▶ _TASK REQUIREMENTS_: Look through the entries below for the string "code", and copy each line where it is found.

##############################

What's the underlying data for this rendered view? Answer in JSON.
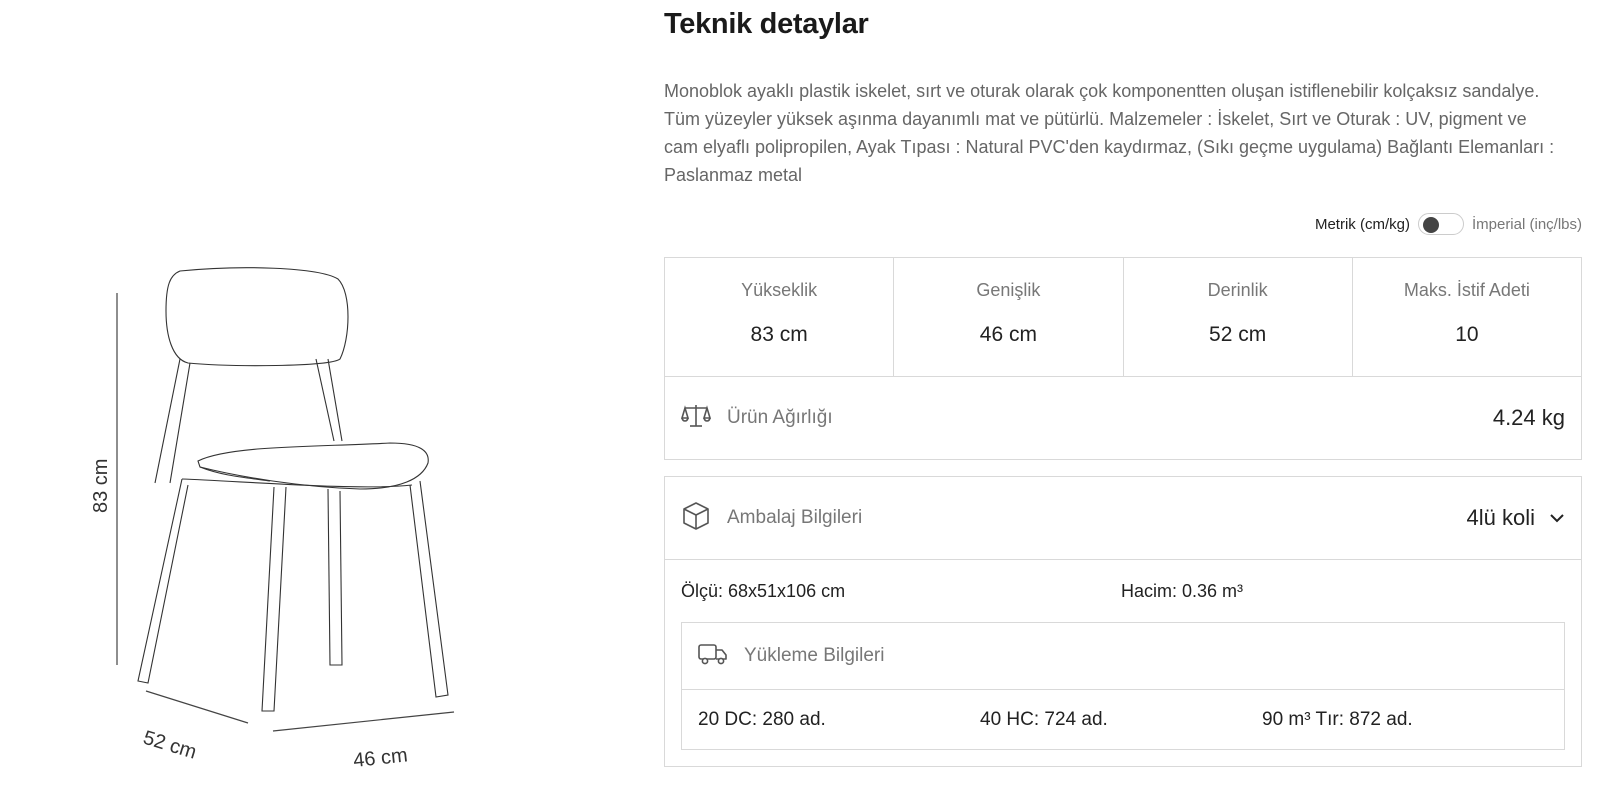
{
  "title": "Teknik detaylar",
  "description": "Monoblok ayaklı plastik iskelet, sırt ve oturak olarak çok komponentten oluşan istiflenebilir kolçaksız sandalye. Tüm yüzeyler yüksek aşınma dayanımlı mat ve pütürlü. Malzemeler : İskelet, Sırt ve Oturak : UV, pigment ve cam elyaflı polipropilen, Ayak Tıpası : Natural PVC'den kaydırmaz, (Sıkı geçme uygulama) Bağlantı Elemanları : Paslanmaz metal",
  "drawing": {
    "height_label": "83 cm",
    "depth_label": "52 cm",
    "width_label": "46 cm"
  },
  "unit_toggle": {
    "metric_label": "Metrik (cm/kg)",
    "imperial_label": "İmperial (inç/lbs)",
    "selected": "metric"
  },
  "dimensions": [
    {
      "label": "Yükseklik",
      "value": "83 cm"
    },
    {
      "label": "Genişlik",
      "value": "46 cm"
    },
    {
      "label": "Derinlik",
      "value": "52 cm"
    },
    {
      "label": "Maks. İstif Adeti",
      "value": "10"
    }
  ],
  "weight": {
    "label": "Ürün Ağırlığı",
    "value": "4.24 kg",
    "icon": "scale-icon"
  },
  "packaging": {
    "label": "Ambalaj Bilgileri",
    "value": "4lü koli",
    "icon": "box-icon",
    "size": "Ölçü: 68x51x106 cm",
    "volume": "Hacim: 0.36 m³"
  },
  "loading": {
    "label": "Yükleme Bilgileri",
    "icon": "truck-icon",
    "items": [
      "20 DC: 280 ad.",
      "40 HC: 724 ad.",
      "90 m³ Tır: 872 ad."
    ]
  }
}
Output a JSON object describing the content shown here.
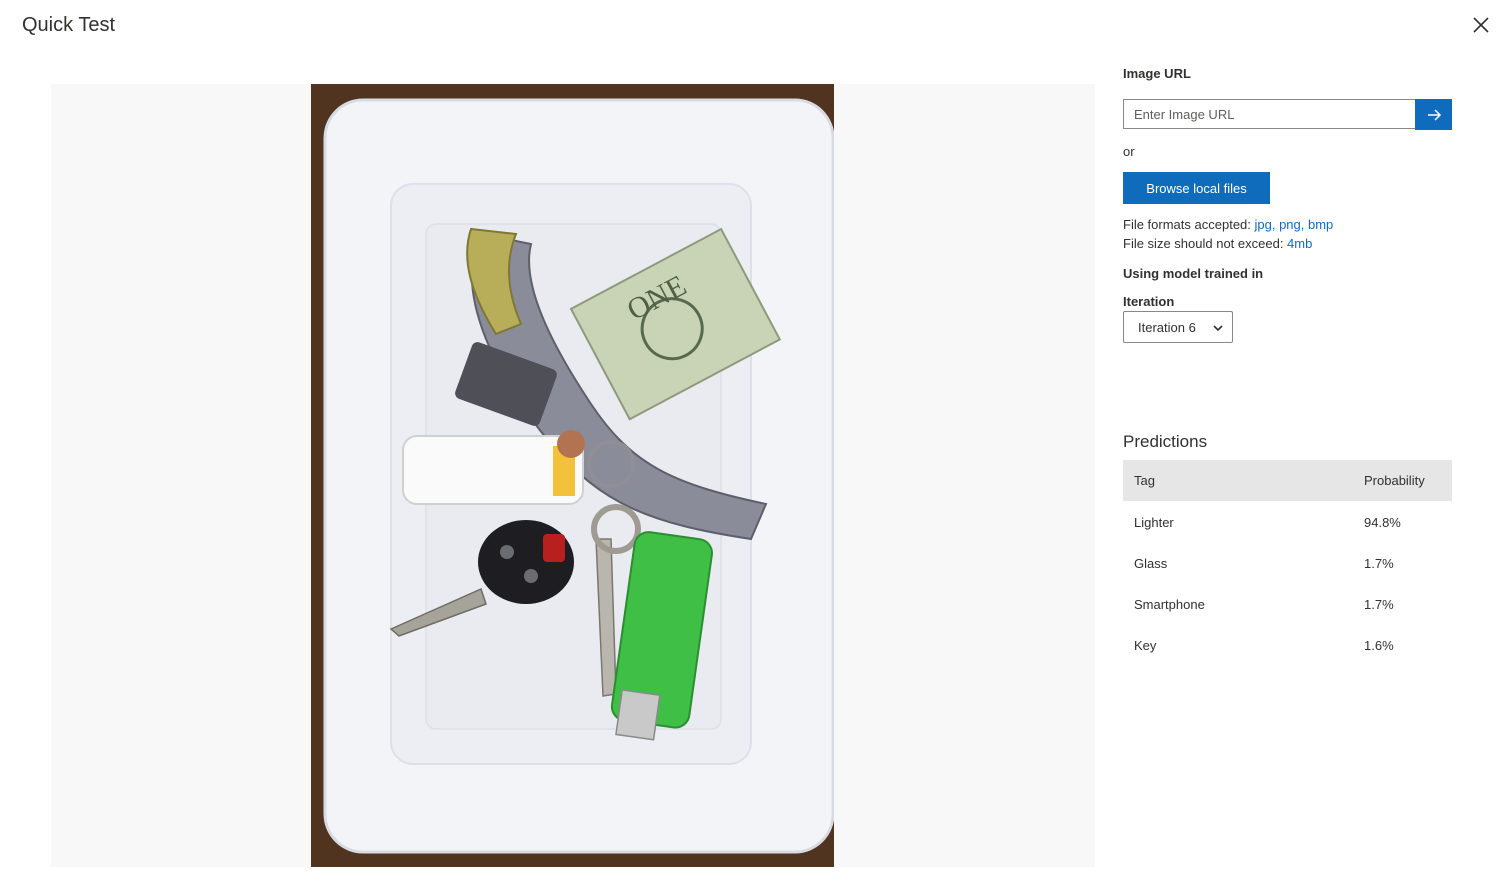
{
  "dialog": {
    "title": "Quick Test",
    "close_icon": "close-icon"
  },
  "image_url": {
    "label": "Image URL",
    "placeholder": "Enter Image URL",
    "submit_icon": "arrow-right-icon"
  },
  "or_text": "or",
  "browse_button": "Browse local files",
  "formats": {
    "label": "File formats accepted: ",
    "values": "jpg, png, bmp"
  },
  "size": {
    "label": "File size should not exceed: ",
    "value": "4mb"
  },
  "model_label": "Using model trained in",
  "iteration": {
    "label": "Iteration",
    "selected": "Iteration 6"
  },
  "predictions": {
    "title": "Predictions",
    "columns": {
      "tag": "Tag",
      "probability": "Probability"
    },
    "rows": [
      {
        "tag": "Lighter",
        "probability": "94.8%"
      },
      {
        "tag": "Glass",
        "probability": "1.7%"
      },
      {
        "tag": "Smartphone",
        "probability": "1.7%"
      },
      {
        "tag": "Key",
        "probability": "1.6%"
      }
    ]
  },
  "colors": {
    "accent": "#0f6cbd",
    "header_bg": "#e6e6e6",
    "image_bg": "#f8f8f8"
  }
}
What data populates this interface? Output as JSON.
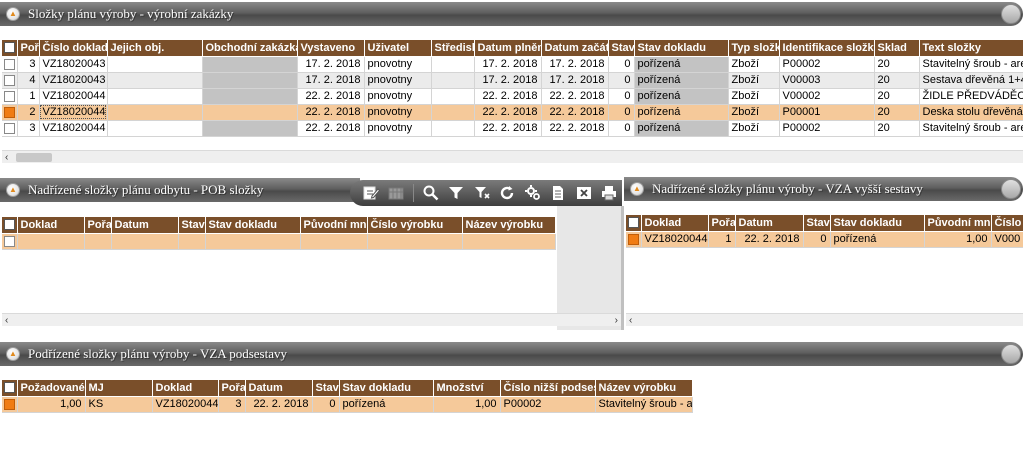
{
  "panel1": {
    "title": "Složky plánu výroby - výrobní zakázky",
    "columns": [
      "Poř",
      "Číslo doklad",
      "Jejich obj.",
      "Obchodní zakázka",
      "Vystaveno",
      "Uživatel",
      "Středisk",
      "Datum plněn",
      "Datum začát",
      "Stav",
      "Stav dokladu",
      "Typ složk",
      "Identifikace složky",
      "Sklad",
      "Text složky"
    ],
    "rows": [
      {
        "por": "3",
        "cislo": "VZ18020043",
        "jejich": "",
        "obchodni": "",
        "vystaveno": "17. 2. 2018",
        "uzivatel": "pnovotny",
        "stredisko": "",
        "datum_plneni": "17. 2. 2018",
        "datum_zacatku": "17. 2. 2018",
        "stav": "0",
        "stav_dokladu": "pořízená",
        "typ": "Zboží",
        "identifikace": "P00002",
        "sklad": "20",
        "text": "Stavitelný šroub - are"
      },
      {
        "por": "4",
        "cislo": "VZ18020043",
        "jejich": "",
        "obchodni": "",
        "vystaveno": "17. 2. 2018",
        "uzivatel": "pnovotny",
        "stredisko": "",
        "datum_plneni": "17. 2. 2018",
        "datum_zacatku": "17. 2. 2018",
        "stav": "0",
        "stav_dokladu": "pořízená",
        "typ": "Zboží",
        "identifikace": "V00003",
        "sklad": "20",
        "text": "Sestava dřevěná 1+4"
      },
      {
        "por": "1",
        "cislo": "VZ18020044",
        "jejich": "",
        "obchodni": "",
        "vystaveno": "22. 2. 2018",
        "uzivatel": "pnovotny",
        "stredisko": "",
        "datum_plneni": "22. 2. 2018",
        "datum_zacatku": "22. 2. 2018",
        "stav": "0",
        "stav_dokladu": "pořízená",
        "typ": "Zboží",
        "identifikace": "V00002",
        "sklad": "20",
        "text": "ŽIDLE PŘEDVÁDĚC"
      },
      {
        "por": "2",
        "cislo": "VZ18020044",
        "jejich": "",
        "obchodni": "",
        "vystaveno": "22. 2. 2018",
        "uzivatel": "pnovotny",
        "stredisko": "",
        "datum_plneni": "22. 2. 2018",
        "datum_zacatku": "22. 2. 2018",
        "stav": "0",
        "stav_dokladu": "pořízená",
        "typ": "Zboží",
        "identifikace": "P00001",
        "sklad": "20",
        "text": "Deska stolu dřevěná"
      },
      {
        "por": "3",
        "cislo": "VZ18020044",
        "jejich": "",
        "obchodni": "",
        "vystaveno": "22. 2. 2018",
        "uzivatel": "pnovotny",
        "stredisko": "",
        "datum_plneni": "22. 2. 2018",
        "datum_zacatku": "22. 2. 2018",
        "stav": "0",
        "stav_dokladu": "pořízená",
        "typ": "Zboží",
        "identifikace": "P00002",
        "sklad": "20",
        "text": "Stavitelný šroub - are"
      }
    ],
    "selected_row": 3
  },
  "panel2": {
    "title": "Nadřízené složky plánu odbytu - POB složky",
    "columns": [
      "Doklad",
      "Pořa",
      "Datum",
      "Stav",
      "Stav dokladu",
      "Původní mn",
      "Číslo výrobku",
      "Název výrobku"
    ]
  },
  "toolbar": {
    "icons": [
      "edit-icon",
      "calendar-icon",
      "search-icon",
      "filter-icon",
      "clear-filter-icon",
      "refresh-icon",
      "configure-icon",
      "document-icon",
      "excel-icon",
      "print-icon"
    ]
  },
  "panel3": {
    "title": "Nadřízené složky plánu výroby  - VZA vyšší sestavy",
    "columns": [
      "Doklad",
      "Pořa",
      "Datum",
      "Stav",
      "Stav dokladu",
      "Původní mn",
      "Číslo"
    ],
    "rows": [
      {
        "doklad": "VZ18020044",
        "pora": "1",
        "datum": "22. 2. 2018",
        "stav": "0",
        "stav_dokladu": "pořízená",
        "puvodni": "1,00",
        "cislo": "V000"
      }
    ]
  },
  "panel4": {
    "title": "Podřízené složky plánu výroby - VZA podsestavy",
    "columns": [
      "Požadované",
      "MJ",
      "Doklad",
      "Pořa",
      "Datum",
      "Stav",
      "Stav dokladu",
      "Množství",
      "Číslo nižší podsest",
      "Název výrobku"
    ],
    "rows": [
      {
        "pozadovane": "1,00",
        "mj": "KS",
        "doklad": "VZ18020044",
        "pora": "3",
        "datum": "22. 2. 2018",
        "stav": "0",
        "stav_dokladu": "pořízená",
        "mnozstvi": "1,00",
        "cislo": "P00002",
        "nazev": "Stavitelný šroub - are"
      }
    ]
  },
  "colors": {
    "header_brown": "#7a4f2a",
    "selection": "#f5c99a",
    "checkbox_on": "#f07c14",
    "title_bar": "#5f5f5f"
  }
}
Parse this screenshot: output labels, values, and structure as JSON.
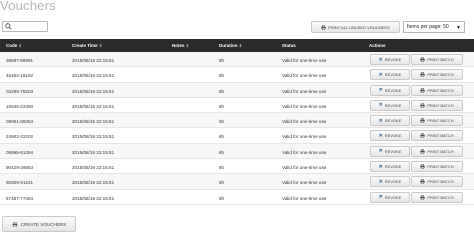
{
  "page": {
    "title": "Vouchers"
  },
  "search": {
    "placeholder": ""
  },
  "toolbar": {
    "print_all_label": "PRINT ALL UNUSED VOUCHERS",
    "items_per_page_label": "Items per page: 50"
  },
  "table": {
    "headers": {
      "code": "Code",
      "create_time": "Create Time",
      "notes": "Notes",
      "duration": "Duration",
      "status": "Status",
      "actions": "Actions"
    },
    "rows": [
      {
        "code": "38697-69991",
        "create_time": "2015/08/19 22:15:51",
        "duration": "8h",
        "status": "Valid for one-time use",
        "revoke": "REVOKE",
        "print": "PRINT BATCH"
      },
      {
        "code": "45452-18162",
        "create_time": "2015/08/19 22:15:51",
        "duration": "8h",
        "status": "Valid for one-time use",
        "revoke": "REVOKE",
        "print": "PRINT BATCH"
      },
      {
        "code": "02299-76203",
        "create_time": "2015/08/19 22:15:51",
        "duration": "8h",
        "status": "Valid for one-time use",
        "revoke": "REVOKE",
        "print": "PRINT BATCH"
      },
      {
        "code": "10645-22490",
        "create_time": "2015/08/19 22:15:51",
        "duration": "8h",
        "status": "Valid for one-time use",
        "revoke": "REVOKE",
        "print": "PRINT BATCH"
      },
      {
        "code": "09061-69353",
        "create_time": "2015/08/19 22:15:51",
        "duration": "8h",
        "status": "Valid for one-time use",
        "revoke": "REVOKE",
        "print": "PRINT BATCH"
      },
      {
        "code": "24902-22202",
        "create_time": "2015/08/19 22:15:51",
        "duration": "8h",
        "status": "Valid for one-time use",
        "revoke": "REVOKE",
        "print": "PRINT BATCH"
      },
      {
        "code": "05995-51394",
        "create_time": "2015/08/19 22:15:51",
        "duration": "8h",
        "status": "Valid for one-time use",
        "revoke": "REVOKE",
        "print": "PRINT BATCH"
      },
      {
        "code": "90429-29863",
        "create_time": "2015/08/19 22:15:51",
        "duration": "8h",
        "status": "Valid for one-time use",
        "revoke": "REVOKE",
        "print": "PRINT BATCH"
      },
      {
        "code": "90309-91241",
        "create_time": "2015/08/19 22:15:51",
        "duration": "8h",
        "status": "Valid for one-time use",
        "revoke": "REVOKE",
        "print": "PRINT BATCH"
      },
      {
        "code": "57487-77404",
        "create_time": "2015/08/19 22:15:51",
        "duration": "8h",
        "status": "Valid for one-time use",
        "revoke": "REVOKE",
        "print": "PRINT BATCH"
      }
    ]
  },
  "footer": {
    "create_label": "CREATE VOUCHERS"
  },
  "icons": {
    "search": "search-icon",
    "print": "printer-icon",
    "revoke": "x-icon",
    "create": "printer-icon"
  }
}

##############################

▶ _WRITTEN SOLUTION_:
      "code": "Code",
        "code": "38697-69991",
        "code": "45452-18162",
        "code": "02299-76203",
        "code": "10645-22490",
        "code": "09061-69353",
        "code": "24902-22202",
        "code": "05995-51394",
        "code": "90429-29863",
        "code": "90309-91241",
        "code": "57487-77404",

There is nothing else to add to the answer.